▶ _Data records_:
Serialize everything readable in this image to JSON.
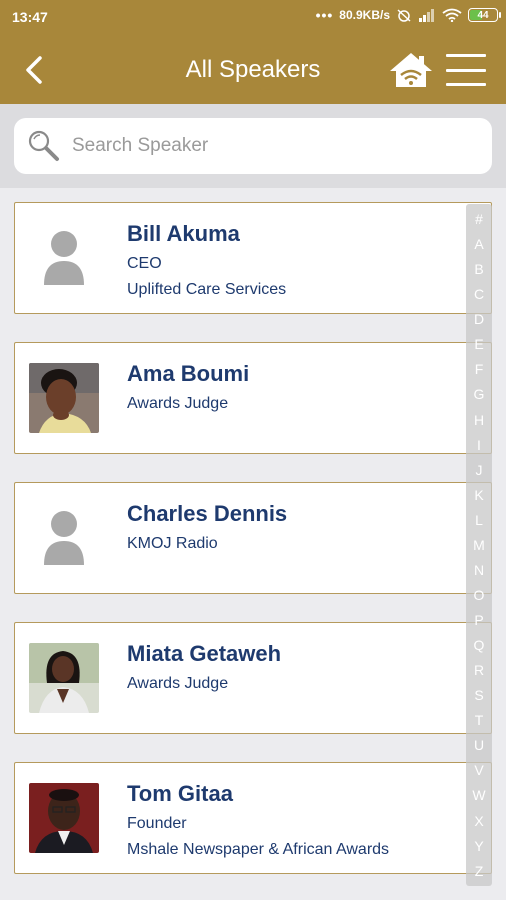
{
  "status_bar": {
    "time": "13:47",
    "network_speed": "80.9KB/s",
    "battery_level": "44",
    "battery_fraction": 0.44,
    "colors": {
      "background": "#a8873a",
      "battery_fill": "#6cc04a"
    }
  },
  "header": {
    "title": "All Speakers",
    "back_icon": "chevron-left-icon",
    "home_icon": "home-wifi-icon",
    "menu_icon": "hamburger-menu-icon",
    "accent_color": "#a8873a"
  },
  "search": {
    "placeholder": "Search Speaker",
    "value": "",
    "icon": "search-icon"
  },
  "speakers": [
    {
      "name": "Bill Akuma",
      "line1": "CEO",
      "line2": "Uplifted Care Services",
      "avatar": "person-placeholder-icon"
    },
    {
      "name": "Ama Boumi",
      "line1": "Awards Judge",
      "line2": "",
      "avatar": "speaker-photo"
    },
    {
      "name": "Charles Dennis",
      "line1": "KMOJ Radio",
      "line2": "",
      "avatar": "person-placeholder-icon"
    },
    {
      "name": "Miata Getaweh",
      "line1": "Awards Judge",
      "line2": "",
      "avatar": "speaker-photo"
    },
    {
      "name": "Tom Gitaa",
      "line1": "Founder",
      "line2": "Mshale Newspaper & African Awards",
      "avatar": "speaker-photo"
    }
  ],
  "alphabet_index": [
    "#",
    "A",
    "B",
    "C",
    "D",
    "E",
    "F",
    "G",
    "H",
    "I",
    "J",
    "K",
    "L",
    "M",
    "N",
    "O",
    "P",
    "Q",
    "R",
    "S",
    "T",
    "U",
    "V",
    "W",
    "X",
    "Y",
    "Z"
  ],
  "text_color": "#1e3a6e"
}
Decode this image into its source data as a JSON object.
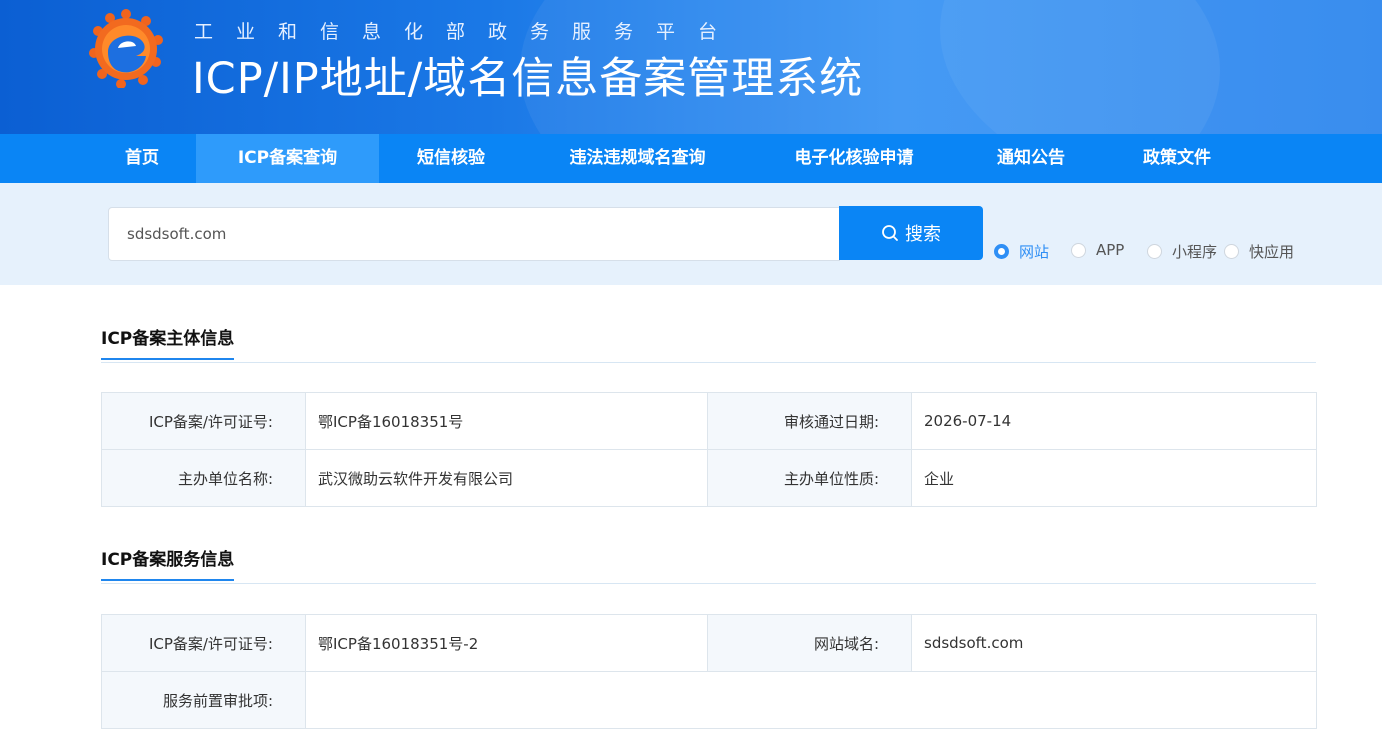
{
  "header": {
    "subtitle": "工业和信息化部政务服务平台",
    "title": "ICP/IP地址/域名信息备案管理系统"
  },
  "nav": {
    "items": [
      "首页",
      "ICP备案查询",
      "短信核验",
      "违法违规域名查询",
      "电子化核验申请",
      "通知公告",
      "政策文件"
    ],
    "active": "ICP备案查询"
  },
  "search": {
    "value": "sdsdsoft.com",
    "button_label": "搜索",
    "types": [
      "网站",
      "APP",
      "小程序",
      "快应用"
    ],
    "selected_type": "网站"
  },
  "subject": {
    "title": "ICP备案主体信息",
    "rows": [
      [
        {
          "label": "ICP备案/许可证号:",
          "value": "鄂ICP备16018351号"
        },
        {
          "label": "审核通过日期:",
          "value": "2026-07-14"
        }
      ],
      [
        {
          "label": "主办单位名称:",
          "value": "武汉微助云软件开发有限公司"
        },
        {
          "label": "主办单位性质:",
          "value": "企业"
        }
      ]
    ]
  },
  "service": {
    "title": "ICP备案服务信息",
    "rows": [
      [
        {
          "label": "ICP备案/许可证号:",
          "value": "鄂ICP备16018351号-2"
        },
        {
          "label": "网站域名:",
          "value": "sdsdsoft.com"
        }
      ],
      [
        {
          "label": "服务前置审批项:",
          "value": ""
        }
      ]
    ]
  },
  "colors": {
    "nav_bg": "#0a85f5",
    "nav_active": "#2e9bfb",
    "accent": "#1f86ee",
    "search_band": "#e6f1fc"
  }
}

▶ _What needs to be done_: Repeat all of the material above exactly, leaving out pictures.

▶ _Solution to the exercise_:
Serialize everything readable in this image to JSON.
{
  "status_bar": {
    "time": "13:47",
    "network_speed": "80.9KB/s",
    "battery_level": "44",
    "battery_fraction": 0.44,
    "colors": {
      "background": "#a8873a",
      "battery_fill": "#6cc04a"
    }
  },
  "header": {
    "title": "All Speakers",
    "back_icon": "chevron-left-icon",
    "home_icon": "home-wifi-icon",
    "menu_icon": "hamburger-menu-icon",
    "accent_color": "#a8873a"
  },
  "search": {
    "placeholder": "Search Speaker",
    "value": "",
    "icon": "search-icon"
  },
  "speakers": [
    {
      "name": "Bill Akuma",
      "line1": "CEO",
      "line2": "Uplifted Care Services",
      "avatar": "person-placeholder-icon"
    },
    {
      "name": "Ama Boumi",
      "line1": "Awards Judge",
      "line2": "",
      "avatar": "speaker-photo"
    },
    {
      "name": "Charles Dennis",
      "line1": "KMOJ Radio",
      "line2": "",
      "avatar": "person-placeholder-icon"
    },
    {
      "name": "Miata Getaweh",
      "line1": "Awards Judge",
      "line2": "",
      "avatar": "speaker-photo"
    },
    {
      "name": "Tom Gitaa",
      "line1": "Founder",
      "line2": "Mshale Newspaper & African Awards",
      "avatar": "speaker-photo"
    }
  ],
  "alphabet_index": [
    "#",
    "A",
    "B",
    "C",
    "D",
    "E",
    "F",
    "G",
    "H",
    "I",
    "J",
    "K",
    "L",
    "M",
    "N",
    "O",
    "P",
    "Q",
    "R",
    "S",
    "T",
    "U",
    "V",
    "W",
    "X",
    "Y",
    "Z"
  ],
  "text_color": "#1e3a6e"
}
Decode this image into its source data as a JSON object.
{
  "header": {
    "subtitle": "工业和信息化部政务服务平台",
    "title": "ICP/IP地址/域名信息备案管理系统"
  },
  "nav": {
    "items": [
      "首页",
      "ICP备案查询",
      "短信核验",
      "违法违规域名查询",
      "电子化核验申请",
      "通知公告",
      "政策文件"
    ],
    "active": "ICP备案查询"
  },
  "search": {
    "value": "sdsdsoft.com",
    "button_label": "搜索",
    "types": [
      "网站",
      "APP",
      "小程序",
      "快应用"
    ],
    "selected_type": "网站"
  },
  "subject": {
    "title": "ICP备案主体信息",
    "rows": [
      [
        {
          "label": "ICP备案/许可证号:",
          "value": "鄂ICP备16018351号"
        },
        {
          "label": "审核通过日期:",
          "value": "2026-07-14"
        }
      ],
      [
        {
          "label": "主办单位名称:",
          "value": "武汉微助云软件开发有限公司"
        },
        {
          "label": "主办单位性质:",
          "value": "企业"
        }
      ]
    ]
  },
  "service": {
    "title": "ICP备案服务信息",
    "rows": [
      [
        {
          "label": "ICP备案/许可证号:",
          "value": "鄂ICP备16018351号-2"
        },
        {
          "label": "网站域名:",
          "value": "sdsdsoft.com"
        }
      ],
      [
        {
          "label": "服务前置审批项:",
          "value": ""
        }
      ]
    ]
  },
  "colors": {
    "nav_bg": "#0a85f5",
    "nav_active": "#2e9bfb",
    "accent": "#1f86ee",
    "search_band": "#e6f1fc"
  }
}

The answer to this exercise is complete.